» **Problem statement**:
Collect from the data below each line with "color".

┄┄┄┄┄┄┄┄┄┄┄┄┄┄┄┄┄┄┄┄

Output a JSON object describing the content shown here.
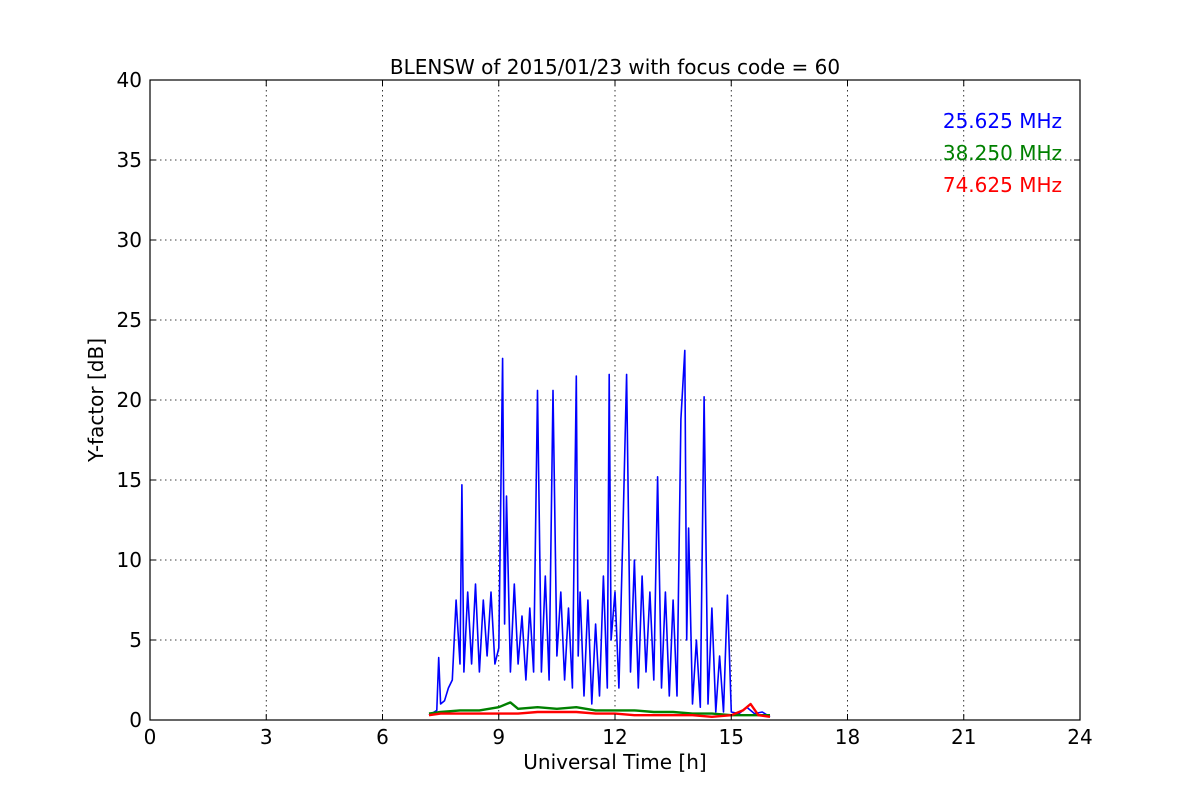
{
  "chart_data": {
    "type": "line",
    "title": "BLENSW of 2015/01/23 with focus code = 60",
    "xlabel": "Universal Time [h]",
    "ylabel": "Y-factor [dB]",
    "xlim": [
      0,
      24
    ],
    "ylim": [
      0,
      40
    ],
    "xticks": [
      0,
      3,
      6,
      9,
      12,
      15,
      18,
      21,
      24
    ],
    "yticks": [
      0,
      5,
      10,
      15,
      20,
      25,
      30,
      35,
      40
    ],
    "grid": true,
    "legend_position": "top-right",
    "series": [
      {
        "name": "25.625 MHz",
        "color": "#0000ff",
        "x": [
          7.2,
          7.4,
          7.45,
          7.5,
          7.6,
          7.7,
          7.8,
          7.9,
          8.0,
          8.05,
          8.1,
          8.2,
          8.3,
          8.4,
          8.5,
          8.6,
          8.7,
          8.8,
          8.9,
          9.0,
          9.1,
          9.15,
          9.2,
          9.3,
          9.4,
          9.5,
          9.6,
          9.7,
          9.8,
          9.9,
          10.0,
          10.1,
          10.2,
          10.3,
          10.4,
          10.5,
          10.6,
          10.7,
          10.8,
          10.9,
          11.0,
          11.05,
          11.1,
          11.2,
          11.3,
          11.4,
          11.5,
          11.6,
          11.7,
          11.8,
          11.85,
          11.9,
          12.0,
          12.1,
          12.2,
          12.3,
          12.4,
          12.5,
          12.6,
          12.7,
          12.8,
          12.9,
          13.0,
          13.1,
          13.2,
          13.3,
          13.4,
          13.5,
          13.6,
          13.7,
          13.8,
          13.85,
          13.9,
          14.0,
          14.1,
          14.2,
          14.3,
          14.4,
          14.5,
          14.6,
          14.7,
          14.8,
          14.9,
          15.0,
          15.2,
          15.4,
          15.6,
          15.8,
          16.0
        ],
        "y": [
          0.3,
          0.6,
          3.9,
          1.0,
          1.2,
          2.0,
          2.5,
          7.5,
          3.5,
          14.7,
          3.0,
          8.0,
          3.5,
          8.5,
          3.0,
          7.5,
          4.0,
          8.0,
          3.5,
          4.5,
          22.6,
          6.0,
          14.0,
          3.0,
          8.5,
          3.5,
          6.5,
          2.5,
          7.0,
          3.0,
          20.6,
          3.0,
          9.0,
          2.5,
          20.6,
          4.0,
          8.0,
          2.5,
          7.0,
          2.0,
          21.5,
          4.0,
          8.0,
          1.5,
          7.5,
          1.0,
          6.0,
          1.5,
          9.0,
          2.0,
          21.6,
          5.0,
          8.0,
          2.0,
          11.5,
          21.6,
          3.0,
          10.0,
          2.0,
          9.0,
          3.0,
          8.0,
          2.5,
          15.2,
          2.0,
          8.0,
          1.5,
          7.5,
          1.5,
          18.8,
          23.1,
          5.0,
          12.0,
          1.0,
          5.0,
          0.8,
          20.2,
          1.0,
          7.0,
          0.5,
          4.0,
          0.5,
          7.8,
          0.5,
          0.4,
          0.8,
          0.4,
          0.5,
          0.2
        ]
      },
      {
        "name": "38.250 MHz",
        "color": "#008000",
        "x": [
          7.2,
          7.5,
          8.0,
          8.5,
          9.0,
          9.3,
          9.5,
          10.0,
          10.5,
          11.0,
          11.5,
          12.0,
          12.5,
          13.0,
          13.5,
          14.0,
          14.5,
          15.0,
          15.5,
          16.0
        ],
        "y": [
          0.4,
          0.5,
          0.6,
          0.6,
          0.8,
          1.1,
          0.7,
          0.8,
          0.7,
          0.8,
          0.6,
          0.6,
          0.6,
          0.5,
          0.5,
          0.4,
          0.4,
          0.3,
          0.3,
          0.3
        ]
      },
      {
        "name": "74.625 MHz",
        "color": "#ff0000",
        "x": [
          7.2,
          7.5,
          8.0,
          8.5,
          9.0,
          9.5,
          10.0,
          10.5,
          11.0,
          11.5,
          12.0,
          12.5,
          13.0,
          13.5,
          14.0,
          14.5,
          15.0,
          15.3,
          15.5,
          15.7,
          16.0
        ],
        "y": [
          0.3,
          0.4,
          0.4,
          0.4,
          0.4,
          0.4,
          0.5,
          0.5,
          0.5,
          0.4,
          0.4,
          0.3,
          0.3,
          0.3,
          0.3,
          0.2,
          0.3,
          0.6,
          1.0,
          0.3,
          0.2
        ]
      }
    ]
  }
}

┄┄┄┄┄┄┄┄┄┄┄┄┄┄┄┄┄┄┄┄

» **Answer below**:
        "color": "#0000ff",
        "color": "#008000",
        "color": "#ff0000",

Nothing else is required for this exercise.